Mark Rylance is having the year of his life, isn’t he? Not only did the Shakespearean actor win an Academy Award for his understated yet utterly gripping performance in Bridge of Spies, he was nominated for an Olivier and has now scooped up a BAFTA for his excellent work in Wolf Hall. Though he nabbed the BAFTA from the better Ben Whishaw in London Spy, Rylance is basically untouchable and that must be how he and the rest of the BAFTA TV Awards.

The night was a celebration of everything on the small screen and the awards came thick and fast for a bustling talent of England, in all it’s glory. Whether it was brandishing Peter Kay speechless for scooping up two of those golden masked awards or the rallying calls for the BBC to be left out the hands of the government, BAFTA gave a whole heap of British talent some coveted awards. Highlights include Michaela Coel nabbing the prize for Chewing Gum and Channel Creswell for This Is England 90 (definitely the best performer of the year for her role.) Tom Courtney also won for his performance in the brilliant Unforgotten too and Suranne Jones picked up another award for Dr Foster.

All in all, a fantastic year for television. Sure enough, we’re going to enter another year of excellence and television has never been better than it is now.

On a note, did you know that soaps get nominated for BAFTA awards? Me neither. Eastenders won this year.

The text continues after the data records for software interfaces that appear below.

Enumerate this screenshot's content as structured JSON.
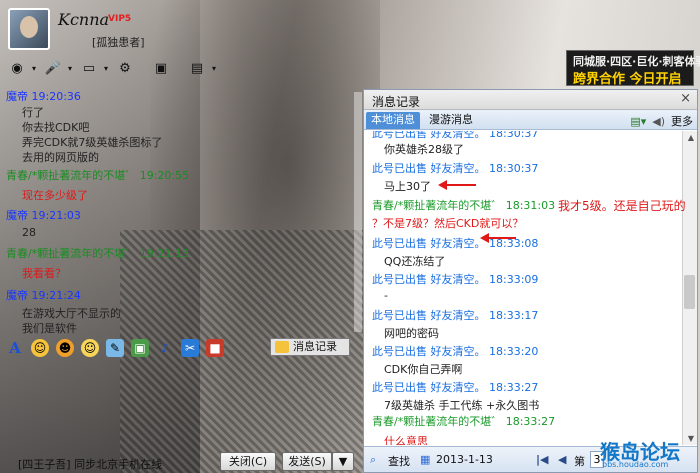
{
  "header": {
    "nickname": "Kcnna",
    "vip_badge": "VIP5",
    "signature": "[孤独患者]"
  },
  "toolbar_icons": [
    "camera-icon",
    "microphone-icon",
    "folder-transfer-icon",
    "remote-assist-icon",
    "screen-share-icon",
    "app-box-icon"
  ],
  "banner": {
    "line1": "同城服·四区·巨化·刺客体验",
    "line2": "跨界合作 今日开启"
  },
  "left_chat": [
    {
      "kind": "blue",
      "text": "魔帝  19:20:36"
    },
    {
      "kind": "dark",
      "text": "行了"
    },
    {
      "kind": "dark",
      "text": "你去找CDK吧"
    },
    {
      "kind": "dark",
      "text": "弄完CDK就7级英雄杀图标了"
    },
    {
      "kind": "dark",
      "text": "去用的网页版的"
    },
    {
      "kind": "green",
      "text": "青春/*颗扯著流年的不堪゛  19:20:55"
    },
    {
      "kind": "red",
      "text": "现在多少级了"
    },
    {
      "kind": "blue",
      "text": "魔帝  19:21:03"
    },
    {
      "kind": "dark",
      "text": "28"
    },
    {
      "kind": "green",
      "text": "青春/*颗扯著流年的不堪゛  19:21:13"
    },
    {
      "kind": "red",
      "text": "我看看？"
    },
    {
      "kind": "blue",
      "text": "魔帝  19:21:24"
    },
    {
      "kind": "dark",
      "text": "在游戏大厅不显示的"
    },
    {
      "kind": "dark",
      "text": "我们是软件"
    }
  ],
  "input_toolbar": {
    "icons": [
      "font-icon",
      "emoji-icon",
      "magic-emoji-icon",
      "shake-icon",
      "handwrite-icon",
      "image-icon",
      "music-icon",
      "screenshot-icon",
      "gift-icon"
    ],
    "message_record_label": "消息记录"
  },
  "footer": {
    "status_text": "[四王子吾] 同步北京手机在线",
    "close_label": "关闭(C)",
    "send_label": "发送(S)",
    "send_dropdown": "▼"
  },
  "history": {
    "title": "消息记录",
    "close": "×",
    "tabs": {
      "local": "本地消息",
      "roaming": "漫游消息"
    },
    "more_label": "更多",
    "messages": [
      {
        "kind": "blue",
        "text": "此号已出售 好友清空。  18:30:37"
      },
      {
        "kind": "msg",
        "text": "你英雄杀28级了"
      },
      {
        "kind": "blue",
        "text": "此号已出售 好友清空。  18:30:37"
      },
      {
        "kind": "msg",
        "text": "马上30了"
      },
      {
        "kind": "green",
        "text": "青春/*颗扯著流年的不堪゛  18:31:03"
      },
      {
        "kind": "red",
        "text": "？不是7级？然后CKD就可以？"
      },
      {
        "kind": "blue",
        "text": "此号已出售 好友清空。  18:33:08"
      },
      {
        "kind": "msg",
        "text": "QQ还冻结了"
      },
      {
        "kind": "blue",
        "text": "此号已出售 好友清空。  18:33:09"
      },
      {
        "kind": "msg",
        "text": "-"
      },
      {
        "kind": "blue",
        "text": "此号已出售 好友清空。  18:33:17"
      },
      {
        "kind": "msg",
        "text": "网吧的密码"
      },
      {
        "kind": "blue",
        "text": "此号已出售 好友清空。  18:33:20"
      },
      {
        "kind": "msg",
        "text": "CDK你自己弄啊"
      },
      {
        "kind": "blue",
        "text": "此号已出售 好友清空。  18:33:27"
      },
      {
        "kind": "msg",
        "text": "7级英雄杀 手工代练 +永久图书"
      },
      {
        "kind": "green",
        "text": "青春/*颗扯著流年的不堪゛  18:33:27"
      },
      {
        "kind": "red",
        "text": "什么意思"
      }
    ],
    "footer": {
      "search_label": "查找",
      "date": "2013-1-13",
      "page_prefix": "第",
      "page_value": "3"
    }
  },
  "annotations": {
    "side_note": "我才5级。还是自己玩的"
  },
  "watermark": {
    "line1": "猴岛论坛",
    "line2": "bbs.houdao.com"
  },
  "colors": {
    "timestamp_blue": "#1a35ff",
    "peer_green": "#1a8c22",
    "self_red": "#e01818",
    "tab_active": "#4f8fd8"
  }
}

Here’s your full list of winners! Did your favourite win?

Drama series

Wolf Hall

Entertainment programme 

Strictly Come Dancing (BBC1)

Female performance in a comedy programme

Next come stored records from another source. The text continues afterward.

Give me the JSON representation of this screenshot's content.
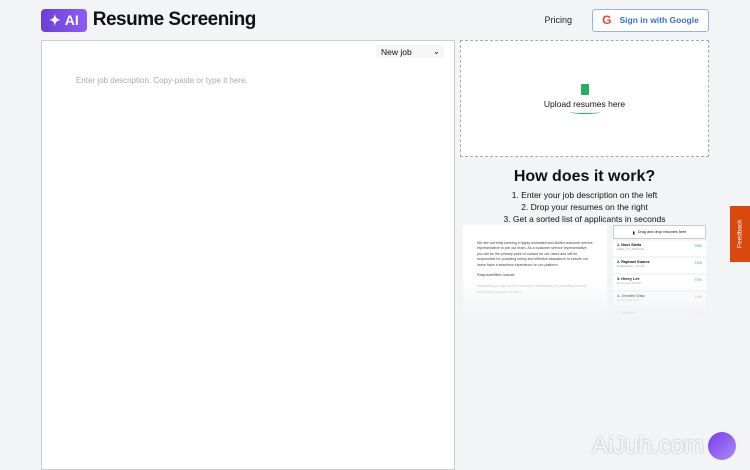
{
  "header": {
    "logo_badge": "AI",
    "logo_sparkle": "✦",
    "title": "Resume Screening",
    "pricing": "Pricing",
    "signin": "Sign in with Google"
  },
  "job": {
    "select_value": "New job",
    "placeholder": "Enter job description. Copy-paste or type it here."
  },
  "upload": {
    "label": "Upload resumes here"
  },
  "how": {
    "title": "How does it work?",
    "steps": [
      "1. Enter your job description on the left",
      "2. Drop your resumes on the right",
      "3. Get a sorted list of applicants in seconds"
    ]
  },
  "demo": {
    "jd": "We are currently seeking a highly motivated and skilled customer service representative to join our team. As a customer service representative, you will be the primary point of contact for our users and will be responsible for providing timely and effective assistance to ensure our users have a seamless experience on our platform.",
    "resp": "Responsibilities include:",
    "resp_text": "Maintaining a high level of customer satisfaction by providing friendly and helpful support to users.",
    "drop": "Drag and drop resumes here",
    "results": [
      {
        "name": "1. Noor Stella",
        "file": "Stella_CV_2023.pdf",
        "pct": "78%"
      },
      {
        "name": "2. Raphael Suarez",
        "file": "RaphSuarez_CV.pdf",
        "pct": "74%"
      },
      {
        "name": "3. Henry Lee",
        "file": "Henry-Lee-CV.pdf",
        "pct": "70%"
      },
      {
        "name": "4. Jennifer Diaz",
        "file": "JenniferDiaz.pdf",
        "pct": "74%"
      },
      {
        "name": "5. Wei Wu",
        "file": "",
        "pct": "70%"
      }
    ]
  },
  "feedback": "Feedback",
  "watermark": "AiJuh.com",
  "colors": {
    "brand": "#7c4ddb",
    "google_blue": "#3b6fd1",
    "success": "#27ae60",
    "feedback": "#d9480f"
  }
}
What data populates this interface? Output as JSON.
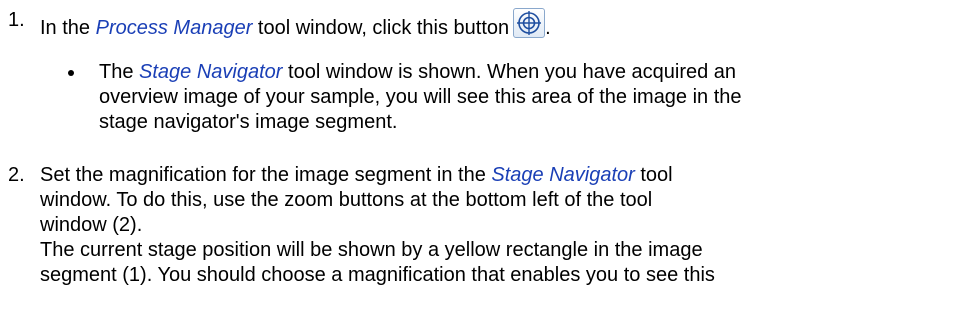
{
  "step1": {
    "number": "1.",
    "text_before": "In the ",
    "term": "Process Manager",
    "text_after": " tool window, click this button",
    "text_end": ".",
    "button_icon": "stage-navigator-crosshair-icon"
  },
  "bullet1": {
    "lines": {
      "l1_before": "The ",
      "l1_term": "Stage Navigator",
      "l1_after": " tool window is shown. When you have acquired an",
      "l2": "overview image of your sample, you will see this area of the image in the",
      "l3": "stage navigator's image segment."
    }
  },
  "step2": {
    "number": "2.",
    "lines": {
      "l1_before": "Set the magnification for the image segment in the ",
      "l1_term": "Stage Navigator",
      "l1_after": " tool",
      "l2": "window. To do this, use the zoom buttons at the bottom left of the tool",
      "l3": "window (2).",
      "l4": "The current stage position will be shown by a yellow rectangle in the image",
      "l5": "segment (1). You should choose a magnification that enables you to see this"
    }
  },
  "colors": {
    "term": "#1a3fb6",
    "text": "#000000",
    "icon_stroke": "#1f4fa0"
  }
}
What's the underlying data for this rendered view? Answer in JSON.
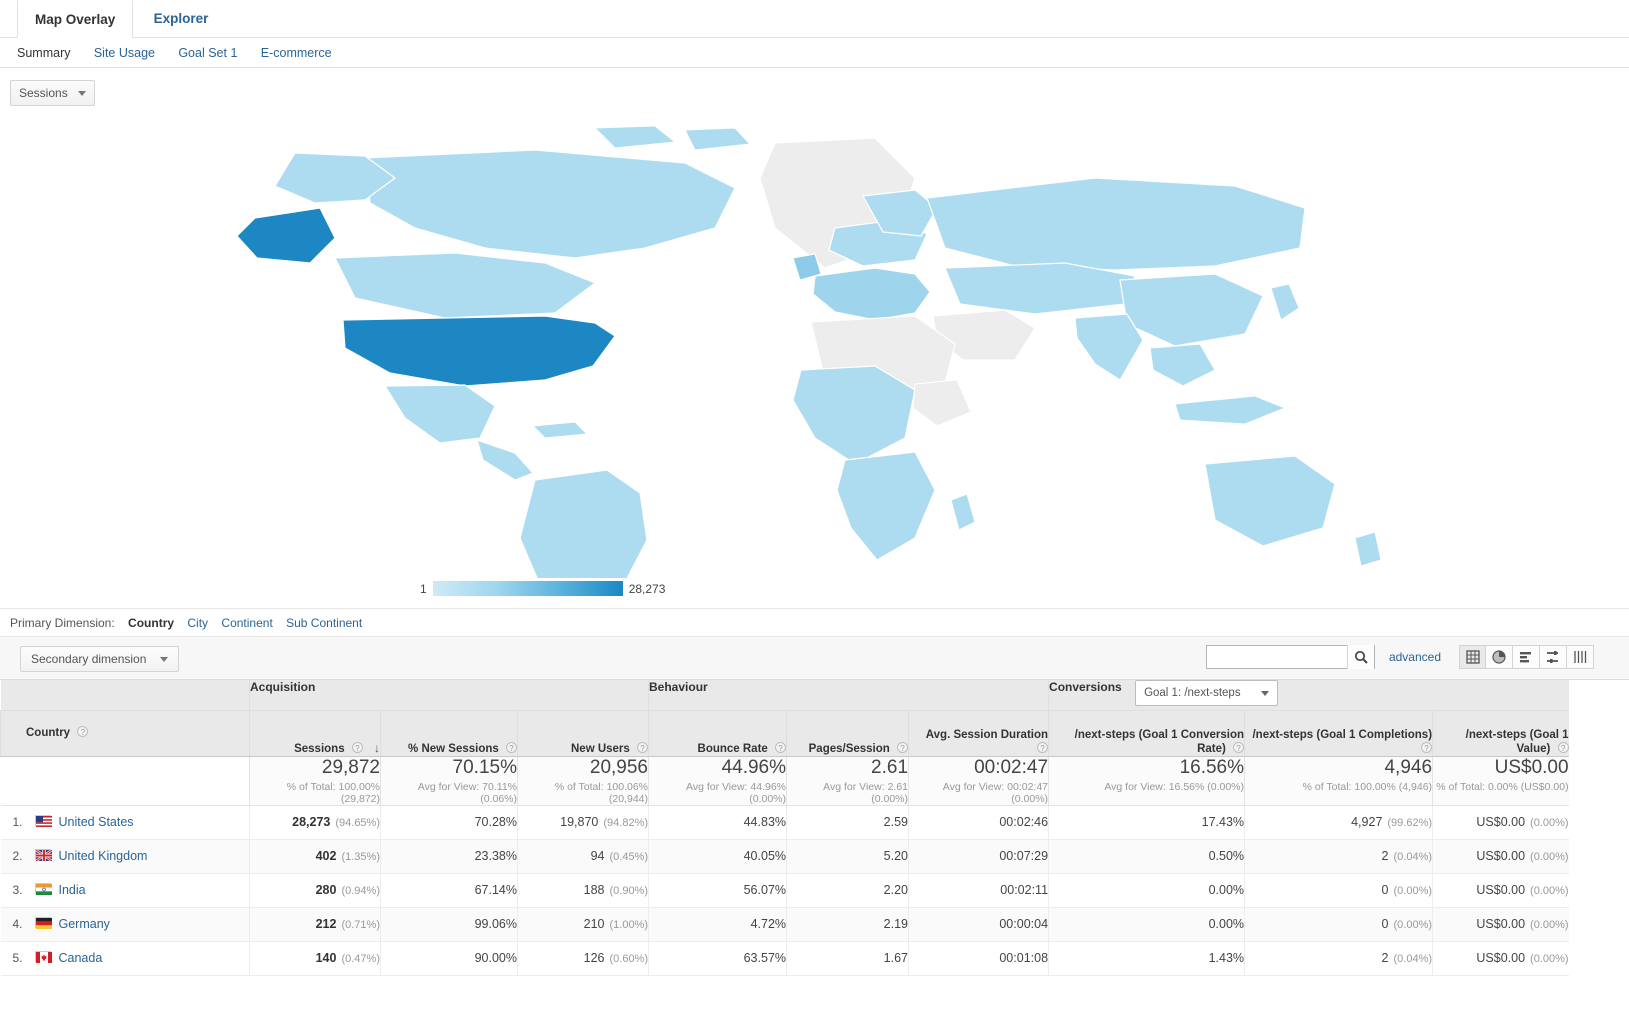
{
  "tabs": [
    {
      "label": "Map Overlay",
      "active": true
    },
    {
      "label": "Explorer",
      "active": false
    }
  ],
  "subtabs": [
    {
      "label": "Summary",
      "active": true
    },
    {
      "label": "Site Usage",
      "active": false
    },
    {
      "label": "Goal Set 1",
      "active": false
    },
    {
      "label": "E-commerce",
      "active": false
    }
  ],
  "metric_selector": {
    "label": "Sessions"
  },
  "map": {
    "legend_min": "1",
    "legend_max": "28,273",
    "color_low": "#cfeaf7",
    "color_high": "#1c87c3",
    "no_data_color": "#eeeeee"
  },
  "primary_dimension": {
    "label": "Primary Dimension:",
    "options": [
      {
        "label": "Country",
        "active": true
      },
      {
        "label": "City",
        "active": false
      },
      {
        "label": "Continent",
        "active": false
      },
      {
        "label": "Sub Continent",
        "active": false
      }
    ]
  },
  "toolbar": {
    "secondary_dimension": "Secondary dimension",
    "search_value": "",
    "search_placeholder": "",
    "advanced": "advanced",
    "view_icons": [
      {
        "name": "table-view-icon",
        "active": true
      },
      {
        "name": "pie-chart-view-icon",
        "active": false
      },
      {
        "name": "performance-view-icon",
        "active": false
      },
      {
        "name": "comparison-view-icon",
        "active": false
      },
      {
        "name": "pivot-view-icon",
        "active": false
      }
    ]
  },
  "table": {
    "groups": [
      {
        "label": "Acquisition",
        "span": 3
      },
      {
        "label": "Behaviour",
        "span": 3
      },
      {
        "label": "Conversions",
        "span": 3,
        "select": "Goal 1: /next-steps"
      }
    ],
    "columns": [
      {
        "label": "Country",
        "align": "left",
        "help": true
      },
      {
        "label": "Sessions",
        "help": true,
        "sorted": true,
        "sort_dir": "desc"
      },
      {
        "label": "% New Sessions",
        "help": true
      },
      {
        "label": "New Users",
        "help": true
      },
      {
        "label": "Bounce Rate",
        "help": true
      },
      {
        "label": "Pages/Session",
        "help": true
      },
      {
        "label": "Avg. Session Duration",
        "help": true
      },
      {
        "label": "/next-steps (Goal 1 Conversion Rate)",
        "help": true
      },
      {
        "label": "/next-steps (Goal 1 Completions)",
        "help": true
      },
      {
        "label": "/next-steps (Goal 1 Value)",
        "help": true
      }
    ],
    "summary": [
      {
        "big": "",
        "sub": ""
      },
      {
        "big": "29,872",
        "sub": "% of Total: 100.00% (29,872)"
      },
      {
        "big": "70.15%",
        "sub": "Avg for View: 70.11% (0.06%)"
      },
      {
        "big": "20,956",
        "sub": "% of Total: 100.06% (20,944)"
      },
      {
        "big": "44.96%",
        "sub": "Avg for View: 44.96% (0.00%)"
      },
      {
        "big": "2.61",
        "sub": "Avg for View: 2.61 (0.00%)"
      },
      {
        "big": "00:02:47",
        "sub": "Avg for View: 00:02:47 (0.00%)"
      },
      {
        "big": "16.56%",
        "sub": "Avg for View: 16.56% (0.00%)"
      },
      {
        "big": "4,946",
        "sub": "% of Total: 100.00% (4,946)"
      },
      {
        "big": "US$0.00",
        "sub": "% of Total: 0.00% (US$0.00)"
      }
    ],
    "rows": [
      {
        "num": "1.",
        "country": "United States",
        "flag": "us",
        "sessions": "28,273",
        "sessions_pct": "(94.65%)",
        "new_sessions": "70.28%",
        "new_users": "19,870",
        "new_users_pct": "(94.82%)",
        "bounce_rate": "44.83%",
        "pages_session": "2.59",
        "avg_duration": "00:02:46",
        "goal_conv_rate": "17.43%",
        "goal_completions": "4,927",
        "goal_completions_pct": "(99.62%)",
        "goal_value": "US$0.00",
        "goal_value_pct": "(0.00%)"
      },
      {
        "num": "2.",
        "country": "United Kingdom",
        "flag": "gb",
        "sessions": "402",
        "sessions_pct": "(1.35%)",
        "new_sessions": "23.38%",
        "new_users": "94",
        "new_users_pct": "(0.45%)",
        "bounce_rate": "40.05%",
        "pages_session": "5.20",
        "avg_duration": "00:07:29",
        "goal_conv_rate": "0.50%",
        "goal_completions": "2",
        "goal_completions_pct": "(0.04%)",
        "goal_value": "US$0.00",
        "goal_value_pct": "(0.00%)"
      },
      {
        "num": "3.",
        "country": "India",
        "flag": "in",
        "sessions": "280",
        "sessions_pct": "(0.94%)",
        "new_sessions": "67.14%",
        "new_users": "188",
        "new_users_pct": "(0.90%)",
        "bounce_rate": "56.07%",
        "pages_session": "2.20",
        "avg_duration": "00:02:11",
        "goal_conv_rate": "0.00%",
        "goal_completions": "0",
        "goal_completions_pct": "(0.00%)",
        "goal_value": "US$0.00",
        "goal_value_pct": "(0.00%)"
      },
      {
        "num": "4.",
        "country": "Germany",
        "flag": "de",
        "sessions": "212",
        "sessions_pct": "(0.71%)",
        "new_sessions": "99.06%",
        "new_users": "210",
        "new_users_pct": "(1.00%)",
        "bounce_rate": "4.72%",
        "pages_session": "2.19",
        "avg_duration": "00:00:04",
        "goal_conv_rate": "0.00%",
        "goal_completions": "0",
        "goal_completions_pct": "(0.00%)",
        "goal_value": "US$0.00",
        "goal_value_pct": "(0.00%)"
      },
      {
        "num": "5.",
        "country": "Canada",
        "flag": "ca",
        "sessions": "140",
        "sessions_pct": "(0.47%)",
        "new_sessions": "90.00%",
        "new_users": "126",
        "new_users_pct": "(0.60%)",
        "bounce_rate": "63.57%",
        "pages_session": "1.67",
        "avg_duration": "00:01:08",
        "goal_conv_rate": "1.43%",
        "goal_completions": "2",
        "goal_completions_pct": "(0.04%)",
        "goal_value": "US$0.00",
        "goal_value_pct": "(0.00%)"
      }
    ]
  },
  "chart_data": {
    "type": "map",
    "title": "Sessions by Country",
    "metric": "Sessions",
    "scale_min": 1,
    "scale_max": 28273,
    "categories": [
      "United States",
      "United Kingdom",
      "India",
      "Germany",
      "Canada"
    ],
    "values": [
      28273,
      402,
      280,
      212,
      140
    ]
  }
}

Michaela Coel – Chewing Gum (Channel 4)


Transparent (Amazon Prime)

Male performance in a comedy programme

Peter Kay – Peter Kay’s Car Share (BBC iPlayer)

Single drama

Don’t Take My Baby (BBC3)

Radio Times audience award (voted for by members of the public)


Supporting actor

Tom Courtenay – Unforgotten (ITV)

Reality and constructed factual

 First Dates (Channel 4)

Supporting actress

Chanel Cresswell – This is England ‘90 (Channel 4)

Comedy and comedy entertainment programme

Have I Got News for You (BBC1)

Specialist factual

Britain’s Forgotten Slave Owners (BBC2)
Soap and continuing drama

EastEnders (BBC1)


The Great British Bake Off (BBC1)

Scripted comedy

Peter Kay’s Car Share (BBC iPlayer)

Entertainment performance

Leigh Francis – Celebrity Juice (ITV2)

Leading actress

Suranne Jones – Doctor Foster (BBC1)

Leading actor

Mark Rylance – Wolf Hall (BBC2)

Single documentary

 My Son the Jihadi (Channel 4)

Current affairs

 Outbreak: The Truth About Ebola (BBC2)


This is England ‘90 (Channel 4)

Factual series

The Murder Detectives (Channel 4)

News coverage

Channel 4 News: Paris Massacre (Channel 4)

Live Event

Big Blue Live (BBC1)


The Ashes (Sky Sports)